TheGardenLady received a question from Billie on her postÂ “Caring for Sick Peace Lilies”.
I have a peace lily that has sympathetic value.Â And it looks awful. I have not moved it. It has been in same spot since april. The leaves are wilting and just hanging over the edge of pot and the leaves are starting to turn brown. It has been like this a couple months. I tried watering it, putting it outside under ashade tree and fertilized it. I recently re-potted it. But thats not helping. I dont know what to do. Please help
Peace Lilies, Spathiphyllum, like well-drained soils that are relatively acidic and like warm temperatures.Â (see here) You should be fertilizing the Peace Lily plant regularly during the growing season to maintain a dark green foliage color.Usually the Peace Lily is a plant that is resistant to most problems. However, occasionally mites, scales, and/or mealy bugs may be a problem. So check your plant leaves. If you have properly cared for your Peace Lily and have ruled out any insect problems, a last try is to repot the plant in new soil. Try one of those brands of potting soils that have slow release fertilizer. (see here)
One problem for plants kept in pots is that there is so little soil in the pots that the soil might not be able to do its job after a while. For example salts can build up in the soil from the fertilizers that were used over the years. (see here)Â Fertilizers are salts and if you do not water thoroughly, salts can become concentrated in the soil in pots. High soil-salt concentrations are toxic to roots and can kill a plant. Peace Lilies are one plant that cannot tolerate any salt build up.
When you repot the plant you might also want to add a product called SUPERthrive to the new soil. This is a product that some very fine nurseries recommend to help avoid stress to the plant. One blogster tested this product (see here),Â and did notice a difference. It is a little pricey. But if you want to try to save some plant that has sentimental value, it is worth spending the extra money to help your plant. Get the smallest bottle because a small amount goes a long way.
Good luck with your Peace Lily. Let TheGardenLady’s readers know whether you can save it. But if you can’t, know that you did your best.
TheGardenLady wishes she could save everyone’s plants. Unfortunately all life dies- including plants. (and someday soon, even This GardenLady). Even with the best of care, death happens.

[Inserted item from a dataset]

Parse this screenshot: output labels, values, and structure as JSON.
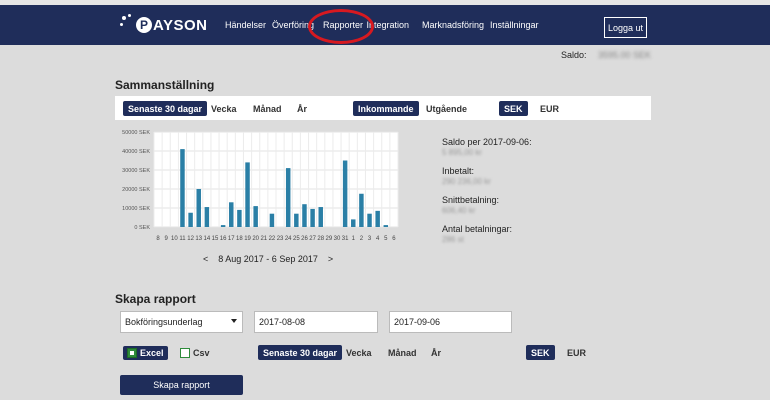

My father-in-law thought that having a nursery was the best business to be in. He said that since plants always die, nurseries always will be in business selling more.